### What the exercise asks
A complete response lists each line of the data below that includes the word "Population".

### Data for the task
----------
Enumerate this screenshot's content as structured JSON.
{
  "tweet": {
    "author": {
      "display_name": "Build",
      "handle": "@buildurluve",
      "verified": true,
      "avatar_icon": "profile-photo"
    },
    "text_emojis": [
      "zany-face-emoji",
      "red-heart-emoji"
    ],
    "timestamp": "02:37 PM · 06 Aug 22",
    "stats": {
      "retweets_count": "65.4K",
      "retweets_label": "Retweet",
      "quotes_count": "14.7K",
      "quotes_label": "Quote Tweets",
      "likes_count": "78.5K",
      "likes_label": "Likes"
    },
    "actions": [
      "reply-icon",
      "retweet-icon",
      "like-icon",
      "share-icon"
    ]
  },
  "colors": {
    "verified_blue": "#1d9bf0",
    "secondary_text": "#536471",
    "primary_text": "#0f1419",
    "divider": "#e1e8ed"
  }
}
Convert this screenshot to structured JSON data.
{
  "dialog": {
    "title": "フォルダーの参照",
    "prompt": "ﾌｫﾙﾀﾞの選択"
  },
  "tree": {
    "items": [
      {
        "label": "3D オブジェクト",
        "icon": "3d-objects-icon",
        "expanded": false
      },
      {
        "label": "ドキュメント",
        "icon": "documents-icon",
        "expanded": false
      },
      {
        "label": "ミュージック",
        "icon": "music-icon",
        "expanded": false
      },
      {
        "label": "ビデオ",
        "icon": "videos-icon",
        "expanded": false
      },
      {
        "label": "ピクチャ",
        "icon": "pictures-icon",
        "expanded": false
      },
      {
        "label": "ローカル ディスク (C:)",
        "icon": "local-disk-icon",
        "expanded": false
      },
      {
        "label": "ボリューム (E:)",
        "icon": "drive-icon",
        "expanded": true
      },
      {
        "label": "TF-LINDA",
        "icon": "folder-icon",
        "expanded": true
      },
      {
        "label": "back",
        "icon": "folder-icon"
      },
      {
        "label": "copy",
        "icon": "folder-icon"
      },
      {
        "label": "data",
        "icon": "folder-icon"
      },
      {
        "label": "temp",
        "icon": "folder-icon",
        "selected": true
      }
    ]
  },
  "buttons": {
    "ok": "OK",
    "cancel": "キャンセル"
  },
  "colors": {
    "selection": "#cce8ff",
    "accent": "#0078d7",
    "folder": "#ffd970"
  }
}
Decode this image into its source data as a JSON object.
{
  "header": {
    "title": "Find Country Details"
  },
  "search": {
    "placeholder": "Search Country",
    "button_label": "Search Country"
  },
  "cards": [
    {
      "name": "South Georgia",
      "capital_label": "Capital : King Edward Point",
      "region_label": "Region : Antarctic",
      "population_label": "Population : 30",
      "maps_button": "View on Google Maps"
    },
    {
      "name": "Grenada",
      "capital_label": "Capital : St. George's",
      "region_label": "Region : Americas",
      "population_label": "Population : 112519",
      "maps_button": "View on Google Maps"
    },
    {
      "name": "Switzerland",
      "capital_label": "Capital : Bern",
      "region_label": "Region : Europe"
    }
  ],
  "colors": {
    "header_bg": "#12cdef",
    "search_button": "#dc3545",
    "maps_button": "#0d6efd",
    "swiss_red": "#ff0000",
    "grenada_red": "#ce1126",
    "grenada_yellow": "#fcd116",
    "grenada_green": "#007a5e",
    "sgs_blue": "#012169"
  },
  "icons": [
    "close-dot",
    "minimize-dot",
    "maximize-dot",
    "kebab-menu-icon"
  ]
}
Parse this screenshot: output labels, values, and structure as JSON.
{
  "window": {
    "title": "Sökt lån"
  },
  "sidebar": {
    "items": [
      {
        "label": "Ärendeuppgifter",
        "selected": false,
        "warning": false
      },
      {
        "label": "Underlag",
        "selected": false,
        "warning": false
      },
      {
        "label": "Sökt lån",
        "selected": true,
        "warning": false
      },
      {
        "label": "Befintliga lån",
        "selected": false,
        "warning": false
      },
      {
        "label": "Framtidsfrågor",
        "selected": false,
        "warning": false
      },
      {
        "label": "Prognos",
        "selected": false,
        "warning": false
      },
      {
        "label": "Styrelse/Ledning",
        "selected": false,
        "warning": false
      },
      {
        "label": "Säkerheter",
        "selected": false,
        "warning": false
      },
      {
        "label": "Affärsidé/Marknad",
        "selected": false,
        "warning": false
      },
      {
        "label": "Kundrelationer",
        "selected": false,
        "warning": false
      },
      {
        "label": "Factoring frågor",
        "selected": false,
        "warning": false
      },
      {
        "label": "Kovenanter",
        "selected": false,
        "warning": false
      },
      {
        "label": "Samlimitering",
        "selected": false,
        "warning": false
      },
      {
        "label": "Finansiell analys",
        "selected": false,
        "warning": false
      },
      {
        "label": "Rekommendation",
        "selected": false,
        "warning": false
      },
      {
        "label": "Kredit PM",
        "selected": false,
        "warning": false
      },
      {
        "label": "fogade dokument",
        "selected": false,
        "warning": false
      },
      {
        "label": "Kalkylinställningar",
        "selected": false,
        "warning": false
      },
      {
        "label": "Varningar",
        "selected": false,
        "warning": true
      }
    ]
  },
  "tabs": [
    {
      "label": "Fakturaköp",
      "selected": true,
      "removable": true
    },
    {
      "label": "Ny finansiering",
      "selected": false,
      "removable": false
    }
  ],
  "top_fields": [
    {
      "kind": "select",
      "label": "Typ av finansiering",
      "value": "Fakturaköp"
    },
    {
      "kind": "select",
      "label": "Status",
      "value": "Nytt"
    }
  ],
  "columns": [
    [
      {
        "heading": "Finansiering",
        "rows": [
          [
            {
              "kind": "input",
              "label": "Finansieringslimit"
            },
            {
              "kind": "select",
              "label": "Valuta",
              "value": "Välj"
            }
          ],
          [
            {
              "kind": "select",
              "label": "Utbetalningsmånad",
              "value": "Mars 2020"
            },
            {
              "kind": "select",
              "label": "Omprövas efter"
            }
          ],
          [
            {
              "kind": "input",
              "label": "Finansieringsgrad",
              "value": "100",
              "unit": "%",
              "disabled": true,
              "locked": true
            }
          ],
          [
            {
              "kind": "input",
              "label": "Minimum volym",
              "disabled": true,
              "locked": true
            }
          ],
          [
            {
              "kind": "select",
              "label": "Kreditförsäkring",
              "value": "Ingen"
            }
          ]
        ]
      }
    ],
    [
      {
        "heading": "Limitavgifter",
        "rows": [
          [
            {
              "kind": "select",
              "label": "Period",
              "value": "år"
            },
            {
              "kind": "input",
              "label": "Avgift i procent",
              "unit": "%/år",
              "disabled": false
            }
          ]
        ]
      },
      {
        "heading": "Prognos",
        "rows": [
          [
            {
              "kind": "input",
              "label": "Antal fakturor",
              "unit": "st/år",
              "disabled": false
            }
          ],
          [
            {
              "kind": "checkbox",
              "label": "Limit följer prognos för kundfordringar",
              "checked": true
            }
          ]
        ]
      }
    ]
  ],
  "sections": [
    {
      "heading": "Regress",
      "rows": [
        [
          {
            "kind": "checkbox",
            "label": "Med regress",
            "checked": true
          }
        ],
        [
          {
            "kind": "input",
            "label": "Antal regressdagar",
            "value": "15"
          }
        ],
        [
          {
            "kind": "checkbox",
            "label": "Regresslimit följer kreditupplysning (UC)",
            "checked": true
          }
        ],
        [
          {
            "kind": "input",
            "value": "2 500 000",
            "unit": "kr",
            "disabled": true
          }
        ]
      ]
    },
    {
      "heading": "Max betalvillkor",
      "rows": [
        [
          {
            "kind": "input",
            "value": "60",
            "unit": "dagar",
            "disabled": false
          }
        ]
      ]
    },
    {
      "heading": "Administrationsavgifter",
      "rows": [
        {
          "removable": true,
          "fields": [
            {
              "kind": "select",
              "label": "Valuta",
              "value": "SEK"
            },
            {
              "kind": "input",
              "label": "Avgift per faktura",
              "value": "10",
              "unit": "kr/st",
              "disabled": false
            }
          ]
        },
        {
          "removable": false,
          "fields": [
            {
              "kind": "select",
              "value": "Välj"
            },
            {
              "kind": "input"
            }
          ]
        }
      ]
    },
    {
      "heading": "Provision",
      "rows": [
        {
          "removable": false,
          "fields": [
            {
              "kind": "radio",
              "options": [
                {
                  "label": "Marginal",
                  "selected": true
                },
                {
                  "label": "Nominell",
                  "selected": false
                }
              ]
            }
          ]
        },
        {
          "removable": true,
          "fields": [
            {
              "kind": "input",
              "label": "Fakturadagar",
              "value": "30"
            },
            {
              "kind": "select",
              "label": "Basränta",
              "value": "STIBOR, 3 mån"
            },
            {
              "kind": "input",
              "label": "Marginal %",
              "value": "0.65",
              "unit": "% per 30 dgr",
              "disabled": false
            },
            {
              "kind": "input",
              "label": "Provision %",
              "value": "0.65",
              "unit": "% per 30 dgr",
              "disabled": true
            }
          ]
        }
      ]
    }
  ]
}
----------
### Answer for this exercise
      "population_label": "Population : 30",
      "population_label": "Population : 112519",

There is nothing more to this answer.